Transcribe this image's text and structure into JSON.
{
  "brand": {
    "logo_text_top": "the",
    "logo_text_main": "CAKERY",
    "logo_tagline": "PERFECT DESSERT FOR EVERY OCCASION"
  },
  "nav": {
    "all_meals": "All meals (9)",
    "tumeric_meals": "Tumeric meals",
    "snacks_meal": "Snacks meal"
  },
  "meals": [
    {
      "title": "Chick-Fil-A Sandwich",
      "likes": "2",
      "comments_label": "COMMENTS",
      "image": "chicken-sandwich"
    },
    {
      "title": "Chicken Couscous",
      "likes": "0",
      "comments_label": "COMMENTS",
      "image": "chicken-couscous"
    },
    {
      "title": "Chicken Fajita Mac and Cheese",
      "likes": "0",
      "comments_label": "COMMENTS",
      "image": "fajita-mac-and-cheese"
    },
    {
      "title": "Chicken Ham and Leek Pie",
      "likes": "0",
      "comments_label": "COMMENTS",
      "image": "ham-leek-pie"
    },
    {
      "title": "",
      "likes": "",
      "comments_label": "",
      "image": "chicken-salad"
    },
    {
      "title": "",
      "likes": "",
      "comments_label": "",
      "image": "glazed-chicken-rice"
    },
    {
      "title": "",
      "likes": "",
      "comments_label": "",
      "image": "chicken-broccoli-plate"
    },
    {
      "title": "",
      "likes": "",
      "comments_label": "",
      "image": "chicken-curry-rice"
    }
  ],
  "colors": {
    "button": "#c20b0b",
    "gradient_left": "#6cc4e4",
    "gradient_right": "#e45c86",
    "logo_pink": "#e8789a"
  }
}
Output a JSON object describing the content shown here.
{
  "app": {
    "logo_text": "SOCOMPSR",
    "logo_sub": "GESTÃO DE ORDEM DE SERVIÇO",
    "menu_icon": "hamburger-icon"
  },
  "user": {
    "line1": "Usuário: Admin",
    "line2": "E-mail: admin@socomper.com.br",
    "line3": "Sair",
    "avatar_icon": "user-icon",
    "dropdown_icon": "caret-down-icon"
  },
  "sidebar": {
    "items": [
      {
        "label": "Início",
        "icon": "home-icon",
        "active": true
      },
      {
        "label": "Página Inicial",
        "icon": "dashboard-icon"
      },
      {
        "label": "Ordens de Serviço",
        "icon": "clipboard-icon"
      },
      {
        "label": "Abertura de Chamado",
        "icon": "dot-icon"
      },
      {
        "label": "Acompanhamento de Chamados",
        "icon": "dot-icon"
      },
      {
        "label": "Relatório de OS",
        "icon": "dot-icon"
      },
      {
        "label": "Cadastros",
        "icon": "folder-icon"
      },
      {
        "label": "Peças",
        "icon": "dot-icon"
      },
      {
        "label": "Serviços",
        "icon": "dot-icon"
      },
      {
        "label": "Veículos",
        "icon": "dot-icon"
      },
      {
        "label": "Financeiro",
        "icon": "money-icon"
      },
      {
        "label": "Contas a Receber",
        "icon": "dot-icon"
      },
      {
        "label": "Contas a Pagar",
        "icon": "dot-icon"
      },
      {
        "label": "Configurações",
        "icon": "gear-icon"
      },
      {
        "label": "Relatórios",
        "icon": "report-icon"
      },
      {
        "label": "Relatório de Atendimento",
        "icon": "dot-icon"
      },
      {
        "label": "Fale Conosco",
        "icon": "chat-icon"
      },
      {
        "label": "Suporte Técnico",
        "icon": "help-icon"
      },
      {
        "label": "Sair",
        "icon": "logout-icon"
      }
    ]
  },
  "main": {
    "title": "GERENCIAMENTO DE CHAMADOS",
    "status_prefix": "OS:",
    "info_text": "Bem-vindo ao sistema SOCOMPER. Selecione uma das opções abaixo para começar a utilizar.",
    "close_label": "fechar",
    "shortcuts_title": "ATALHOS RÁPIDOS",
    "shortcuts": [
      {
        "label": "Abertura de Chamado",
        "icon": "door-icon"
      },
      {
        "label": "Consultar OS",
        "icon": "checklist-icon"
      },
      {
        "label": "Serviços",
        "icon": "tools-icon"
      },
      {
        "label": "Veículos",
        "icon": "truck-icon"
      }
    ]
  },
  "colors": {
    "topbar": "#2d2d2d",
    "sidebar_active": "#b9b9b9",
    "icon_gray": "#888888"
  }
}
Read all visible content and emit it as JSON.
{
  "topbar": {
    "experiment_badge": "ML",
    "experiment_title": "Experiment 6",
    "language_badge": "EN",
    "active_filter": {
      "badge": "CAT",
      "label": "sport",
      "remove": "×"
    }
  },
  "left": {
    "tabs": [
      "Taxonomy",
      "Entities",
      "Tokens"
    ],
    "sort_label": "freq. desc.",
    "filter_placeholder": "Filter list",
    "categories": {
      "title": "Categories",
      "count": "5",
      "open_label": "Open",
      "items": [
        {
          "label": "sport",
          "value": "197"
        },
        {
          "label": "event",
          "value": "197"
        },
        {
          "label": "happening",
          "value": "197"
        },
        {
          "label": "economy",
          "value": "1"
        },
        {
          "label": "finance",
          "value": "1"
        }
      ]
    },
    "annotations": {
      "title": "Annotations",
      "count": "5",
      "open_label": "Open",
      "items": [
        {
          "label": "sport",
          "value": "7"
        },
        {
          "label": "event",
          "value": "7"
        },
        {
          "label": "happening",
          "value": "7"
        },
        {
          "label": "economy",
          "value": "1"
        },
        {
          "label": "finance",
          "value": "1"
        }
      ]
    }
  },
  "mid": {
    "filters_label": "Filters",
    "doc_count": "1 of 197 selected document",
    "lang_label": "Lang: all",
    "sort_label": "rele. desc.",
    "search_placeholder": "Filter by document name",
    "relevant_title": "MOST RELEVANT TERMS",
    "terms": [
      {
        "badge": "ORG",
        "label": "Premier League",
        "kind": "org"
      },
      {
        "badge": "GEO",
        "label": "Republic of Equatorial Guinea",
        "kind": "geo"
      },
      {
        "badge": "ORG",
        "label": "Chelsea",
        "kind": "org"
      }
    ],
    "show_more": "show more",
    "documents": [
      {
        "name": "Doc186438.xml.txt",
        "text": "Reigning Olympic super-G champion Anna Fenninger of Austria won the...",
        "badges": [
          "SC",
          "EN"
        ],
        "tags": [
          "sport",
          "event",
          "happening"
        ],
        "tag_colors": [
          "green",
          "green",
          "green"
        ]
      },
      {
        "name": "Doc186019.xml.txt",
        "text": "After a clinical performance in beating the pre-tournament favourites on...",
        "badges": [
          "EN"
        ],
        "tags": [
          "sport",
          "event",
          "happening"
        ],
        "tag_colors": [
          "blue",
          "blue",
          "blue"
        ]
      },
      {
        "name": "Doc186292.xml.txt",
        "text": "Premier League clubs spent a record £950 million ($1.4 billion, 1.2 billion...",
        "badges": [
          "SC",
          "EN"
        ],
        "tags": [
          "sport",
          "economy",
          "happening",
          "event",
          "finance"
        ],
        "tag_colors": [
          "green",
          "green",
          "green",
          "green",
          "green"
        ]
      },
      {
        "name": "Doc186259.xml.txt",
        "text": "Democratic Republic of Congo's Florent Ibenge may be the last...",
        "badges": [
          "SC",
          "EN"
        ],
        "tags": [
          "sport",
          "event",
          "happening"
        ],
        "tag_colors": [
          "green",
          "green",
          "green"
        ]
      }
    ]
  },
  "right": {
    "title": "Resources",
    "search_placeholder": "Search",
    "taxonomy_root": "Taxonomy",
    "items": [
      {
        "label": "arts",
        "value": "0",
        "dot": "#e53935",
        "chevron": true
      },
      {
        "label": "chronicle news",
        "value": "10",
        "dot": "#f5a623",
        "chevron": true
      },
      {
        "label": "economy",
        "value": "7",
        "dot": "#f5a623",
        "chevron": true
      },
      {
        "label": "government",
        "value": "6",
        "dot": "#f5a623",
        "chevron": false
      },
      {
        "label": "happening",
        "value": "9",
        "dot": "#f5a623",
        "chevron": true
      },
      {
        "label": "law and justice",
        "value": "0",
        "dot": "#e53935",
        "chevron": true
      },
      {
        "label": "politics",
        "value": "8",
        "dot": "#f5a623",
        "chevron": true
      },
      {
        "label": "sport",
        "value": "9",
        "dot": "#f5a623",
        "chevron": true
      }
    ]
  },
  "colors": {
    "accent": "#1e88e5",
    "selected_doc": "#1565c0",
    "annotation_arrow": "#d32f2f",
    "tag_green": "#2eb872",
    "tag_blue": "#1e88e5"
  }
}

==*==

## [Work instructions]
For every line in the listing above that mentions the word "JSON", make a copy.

## [Answer to this task]
Transcribe this image's text and structure into JSON.
Output a JSON object describing the content shown here.
Read all visible content and emit it as JSON.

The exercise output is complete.